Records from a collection
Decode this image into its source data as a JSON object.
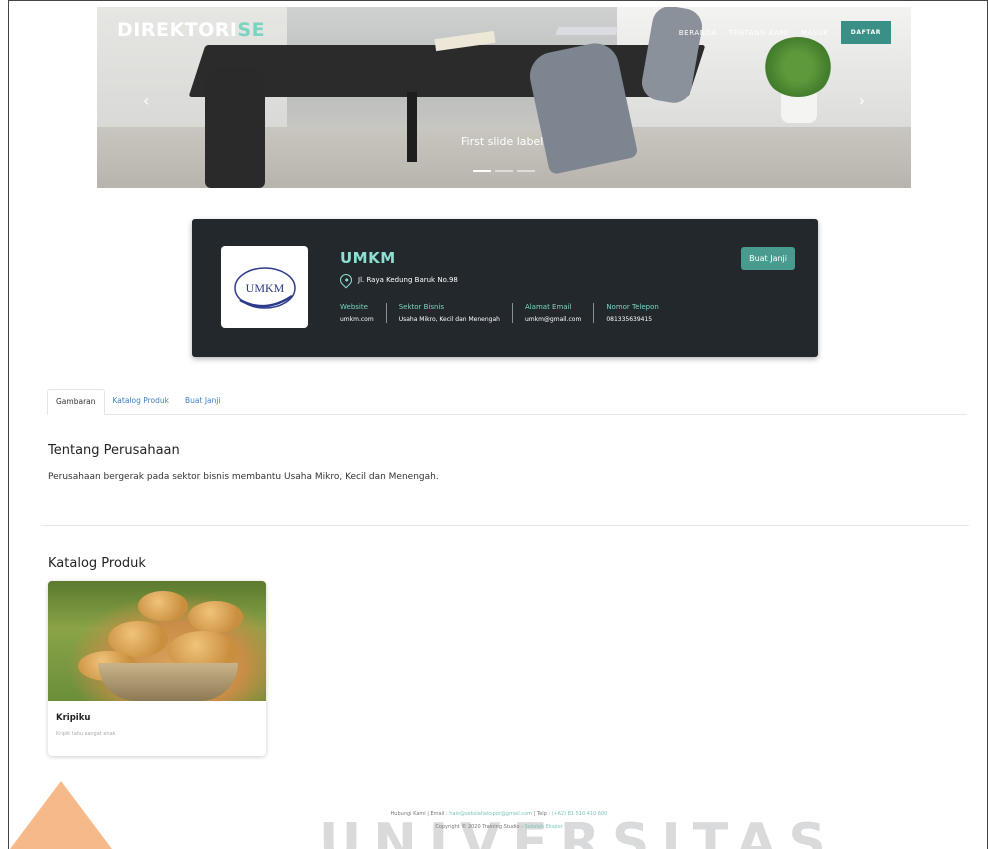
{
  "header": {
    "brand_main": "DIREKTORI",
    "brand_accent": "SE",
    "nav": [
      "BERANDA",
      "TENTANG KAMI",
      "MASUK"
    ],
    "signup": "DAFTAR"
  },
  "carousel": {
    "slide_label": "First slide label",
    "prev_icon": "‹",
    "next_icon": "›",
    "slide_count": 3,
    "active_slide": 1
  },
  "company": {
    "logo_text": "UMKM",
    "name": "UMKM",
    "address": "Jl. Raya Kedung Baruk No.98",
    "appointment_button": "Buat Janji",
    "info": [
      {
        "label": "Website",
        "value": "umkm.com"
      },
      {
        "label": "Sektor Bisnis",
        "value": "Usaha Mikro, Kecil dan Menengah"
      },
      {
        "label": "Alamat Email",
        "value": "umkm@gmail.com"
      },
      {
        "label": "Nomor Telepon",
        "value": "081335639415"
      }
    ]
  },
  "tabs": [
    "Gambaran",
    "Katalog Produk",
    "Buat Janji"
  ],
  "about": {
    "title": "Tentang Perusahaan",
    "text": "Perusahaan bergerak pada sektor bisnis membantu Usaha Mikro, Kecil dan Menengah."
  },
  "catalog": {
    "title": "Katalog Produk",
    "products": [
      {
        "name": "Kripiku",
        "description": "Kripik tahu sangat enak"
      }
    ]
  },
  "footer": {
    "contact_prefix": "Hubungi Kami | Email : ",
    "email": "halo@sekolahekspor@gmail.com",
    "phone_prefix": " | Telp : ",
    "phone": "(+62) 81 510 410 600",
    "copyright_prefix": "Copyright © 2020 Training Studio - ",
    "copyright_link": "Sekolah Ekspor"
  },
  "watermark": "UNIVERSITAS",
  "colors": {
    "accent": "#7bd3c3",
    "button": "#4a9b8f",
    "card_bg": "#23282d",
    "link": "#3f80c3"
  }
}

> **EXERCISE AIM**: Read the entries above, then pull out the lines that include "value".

> **RESPONSE TO THIS EXERCISE**:
        "value": "umkm.com"
        "value": "Usaha Mikro, Kecil dan Menengah"
        "value": "umkm@gmail.com"
        "value": "081335639415"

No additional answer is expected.